YOUR TASK: Collect all lines containing the word "spedizione" from the data.

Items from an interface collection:
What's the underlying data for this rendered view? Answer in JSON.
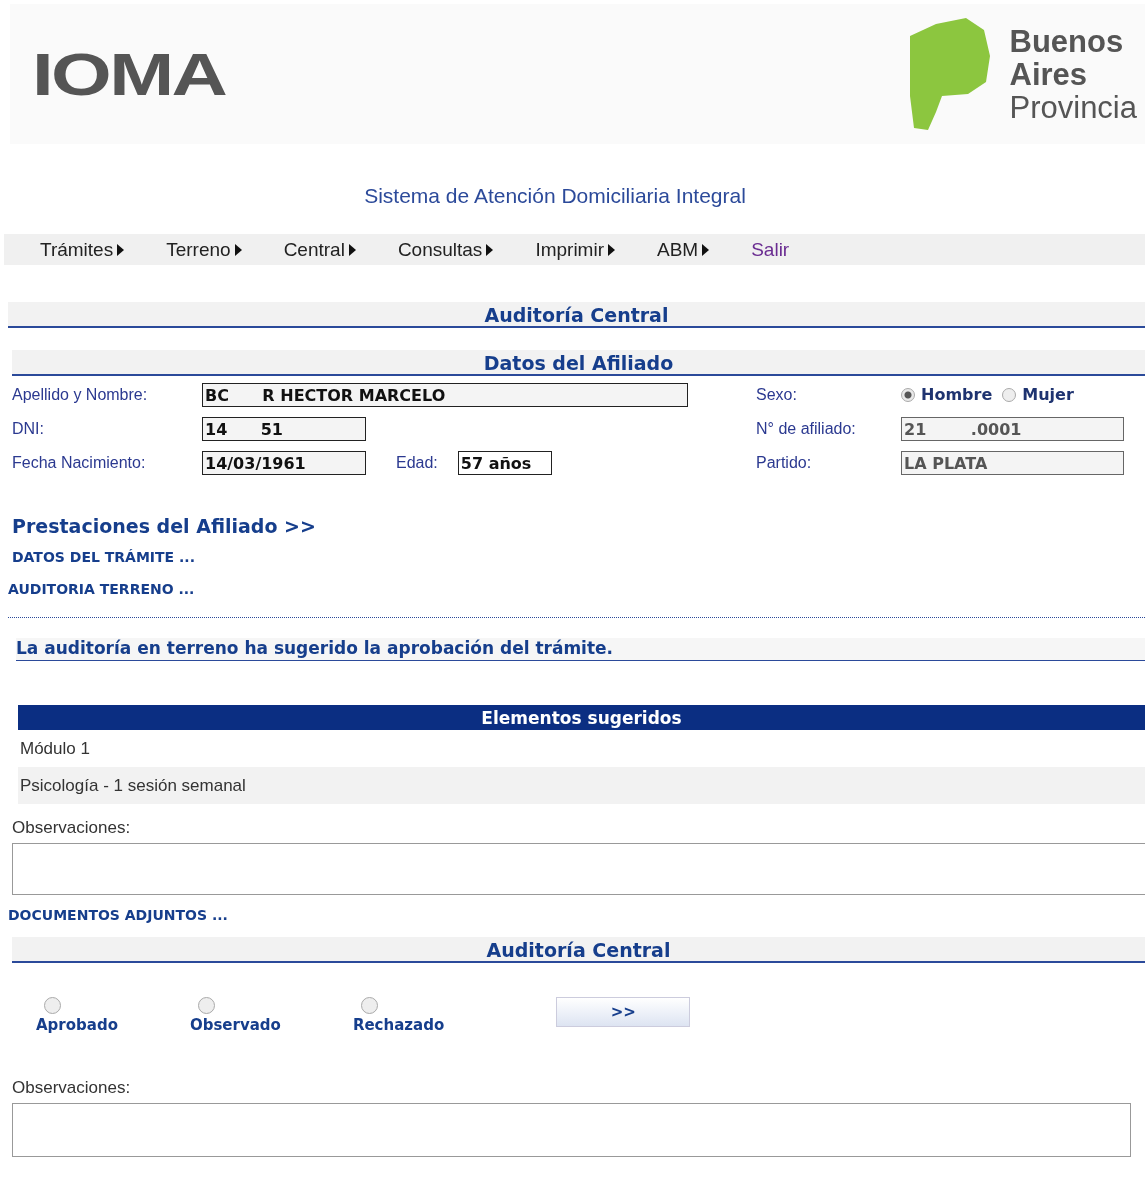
{
  "header": {
    "logo": "IOMA",
    "province_logo": [
      "Buenos",
      "Aires",
      "Provincia"
    ]
  },
  "system_title": "Sistema de Atención Domiciliaria Integral",
  "menu": [
    {
      "label": "Trámites",
      "kind": "submenu"
    },
    {
      "label": "Terreno",
      "kind": "submenu"
    },
    {
      "label": "Central",
      "kind": "submenu"
    },
    {
      "label": "Consultas",
      "kind": "submenu"
    },
    {
      "label": "Imprimir",
      "kind": "submenu"
    },
    {
      "label": "ABM",
      "kind": "submenu"
    },
    {
      "label": "Salir",
      "kind": "link"
    }
  ],
  "page_title": "Auditoría Central",
  "affiliate": {
    "title": "Datos del Afiliado",
    "name_label": "Apellido y Nombre:",
    "name": "BC      R HECTOR MARCELO",
    "dni_label": "DNI:",
    "dni": "14      51",
    "birth_label": "Fecha Nacimiento:",
    "birth": "14/03/1961",
    "age_label": "Edad:",
    "age": "57 años",
    "sex_label": "Sexo:",
    "sex_options": [
      {
        "label": "Hombre",
        "selected": true
      },
      {
        "label": "Mujer",
        "selected": false
      }
    ],
    "member_label": "N° de afiliado:",
    "member": "21        .0001",
    "district_label": "Partido:",
    "district": "LA PLATA"
  },
  "benefits_link": "Prestaciones del Afiliado >>",
  "procedure_link": "DATOS DEL TRÁMITE ...",
  "field_audit_link": "AUDITORIA TERRENO ...",
  "field_audit_message": "La auditoría en terreno ha sugerido la aprobación del trámite.",
  "suggested": {
    "title": "Elementos sugeridos",
    "rows": [
      "Módulo 1",
      "Psicología - 1 sesión semanal"
    ]
  },
  "observations_label": "Observaciones:",
  "documents_link": "DOCUMENTOS ADJUNTOS ...",
  "central_audit": {
    "title": "Auditoría Central",
    "options": [
      {
        "label": "Aprobado",
        "selected": false
      },
      {
        "label": "Observado",
        "selected": false
      },
      {
        "label": "Rechazado",
        "selected": false
      }
    ],
    "button": ">>",
    "observations_label": "Observaciones:"
  }
}
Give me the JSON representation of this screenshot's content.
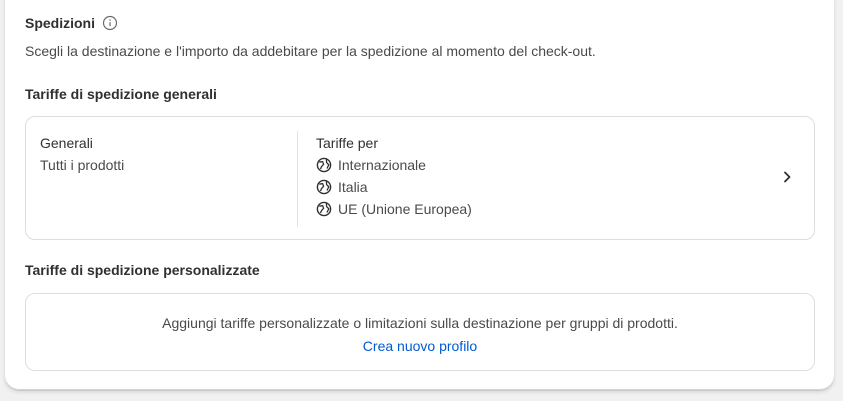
{
  "section": {
    "title": "Spedizioni",
    "subtitle": "Scegli la destinazione e l'importo da addebitare per la spedizione al momento del check-out."
  },
  "general_rates": {
    "heading": "Tariffe di spedizione generali",
    "profile_name": "Generali",
    "profile_desc": "Tutti i prodotti",
    "rates_label": "Tariffe per",
    "zones": [
      "Internazionale",
      "Italia",
      "UE (Unione Europea)"
    ]
  },
  "custom_rates": {
    "heading": "Tariffe di spedizione personalizzate",
    "description": "Aggiungi tariffe personalizzate o limitazioni sulla destinazione per gruppi di prodotti.",
    "link_label": "Crea nuovo profilo"
  },
  "colors": {
    "link": "#005bd3",
    "text": "#303030",
    "muted": "#4a4a4a",
    "border": "#dedede"
  },
  "icons": {
    "info": "info-icon",
    "zone": "globe-icon",
    "open": "chevron-right-icon"
  }
}
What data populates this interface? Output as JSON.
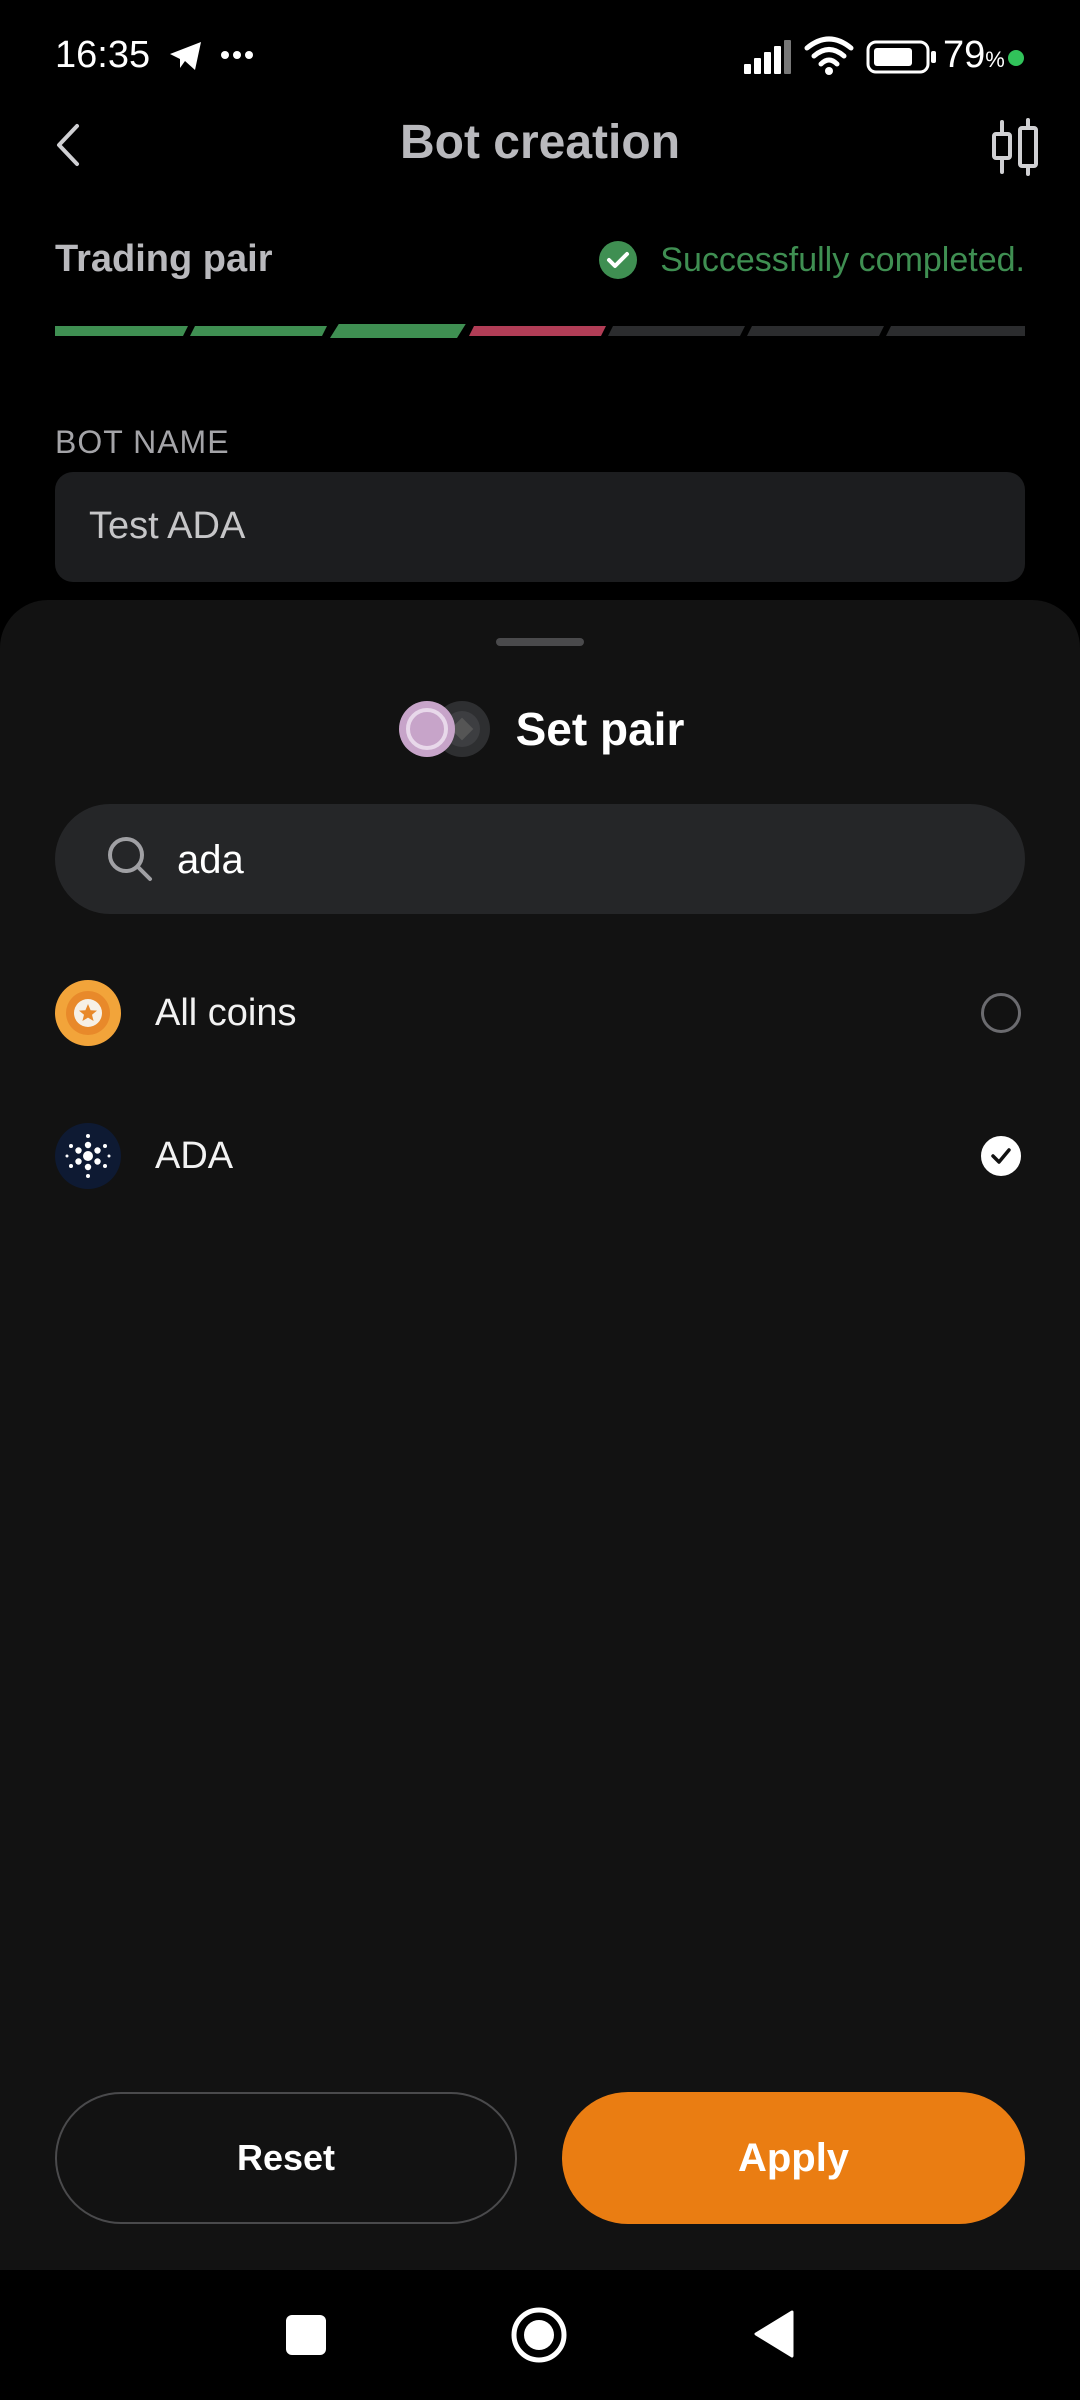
{
  "status_bar": {
    "time": "16:35",
    "battery_percent": "79",
    "battery_unit": "%",
    "icons": [
      "telegram-icon",
      "more-dots-icon",
      "signal-icon",
      "wifi-icon",
      "battery-icon",
      "status-dot"
    ]
  },
  "header": {
    "title": "Bot creation",
    "back_icon": "chevron-left-icon",
    "chart_icon": "candlestick-icon"
  },
  "step": {
    "label": "Trading pair",
    "status_text": "Successfully completed.",
    "progress_segments": [
      "complete",
      "complete",
      "current",
      "warning",
      "pending",
      "pending",
      "pending"
    ]
  },
  "bot_name": {
    "label": "BOT NAME",
    "value": "Test ADA"
  },
  "sheet": {
    "title": "Set pair",
    "search_value": "ada",
    "items": [
      {
        "label": "All coins",
        "icon": "all-coins-icon",
        "selected": false
      },
      {
        "label": "ADA",
        "icon": "cardano-icon",
        "selected": true
      }
    ],
    "reset_label": "Reset",
    "apply_label": "Apply"
  },
  "colors": {
    "accent": "#ea7d12",
    "success": "#3f8f52",
    "warning": "#b13d56",
    "sheet_bg": "#121212"
  }
}
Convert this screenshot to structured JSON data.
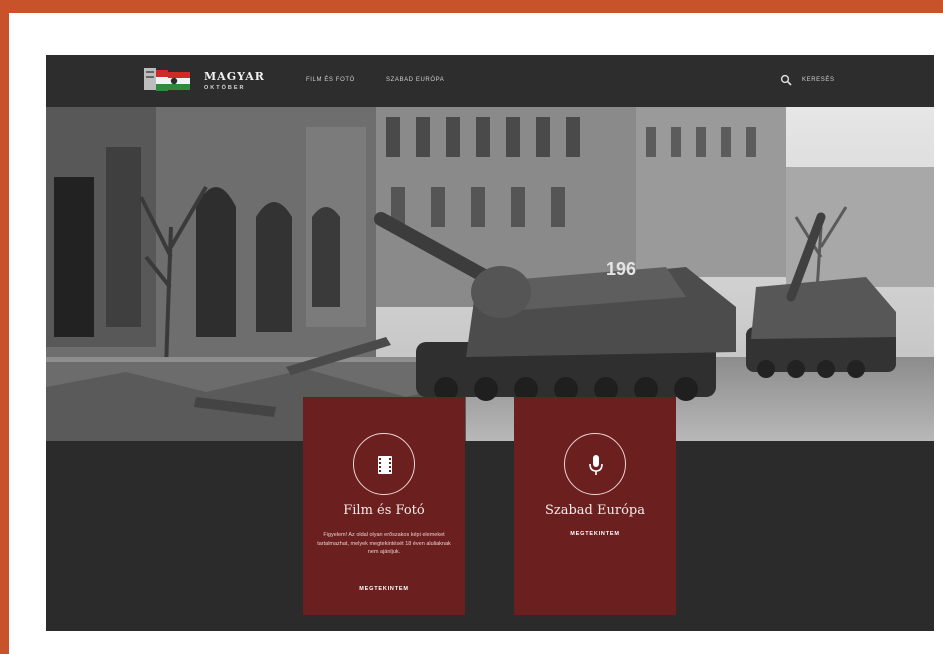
{
  "header": {
    "logo_title": "MAGYAR",
    "logo_subtitle": "OKTÓBER",
    "nav": [
      "FILM ÉS FOTÓ",
      "SZABAD EURÓPA"
    ],
    "search_label": "KERESÉS"
  },
  "hero": {
    "tank_number": "196"
  },
  "cards": [
    {
      "title": "Film és Fotó",
      "description": "Figyelem! Az oldal olyan erőszakos képi elemeket tartalmazhat, melyek megtekintését 18 éven aluliaknak nem ajánljuk.",
      "link": "MEGTEKINTEM",
      "icon": "film-icon"
    },
    {
      "title": "Szabad Európa",
      "link": "MEGTEKINTEM",
      "icon": "microphone-icon"
    }
  ],
  "colors": {
    "frame": "#c8522a",
    "card": "#6b1f1e",
    "header": "#2d2d2d"
  }
}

WRITTEN SOLUTION:
    "subtitle": "Scegli la destinazione e l'importo da addebitare per la spedizione al momento del check-out."
    "heading": "Tariffe di spedizione generali",
    "heading": "Tariffe di spedizione personalizzate",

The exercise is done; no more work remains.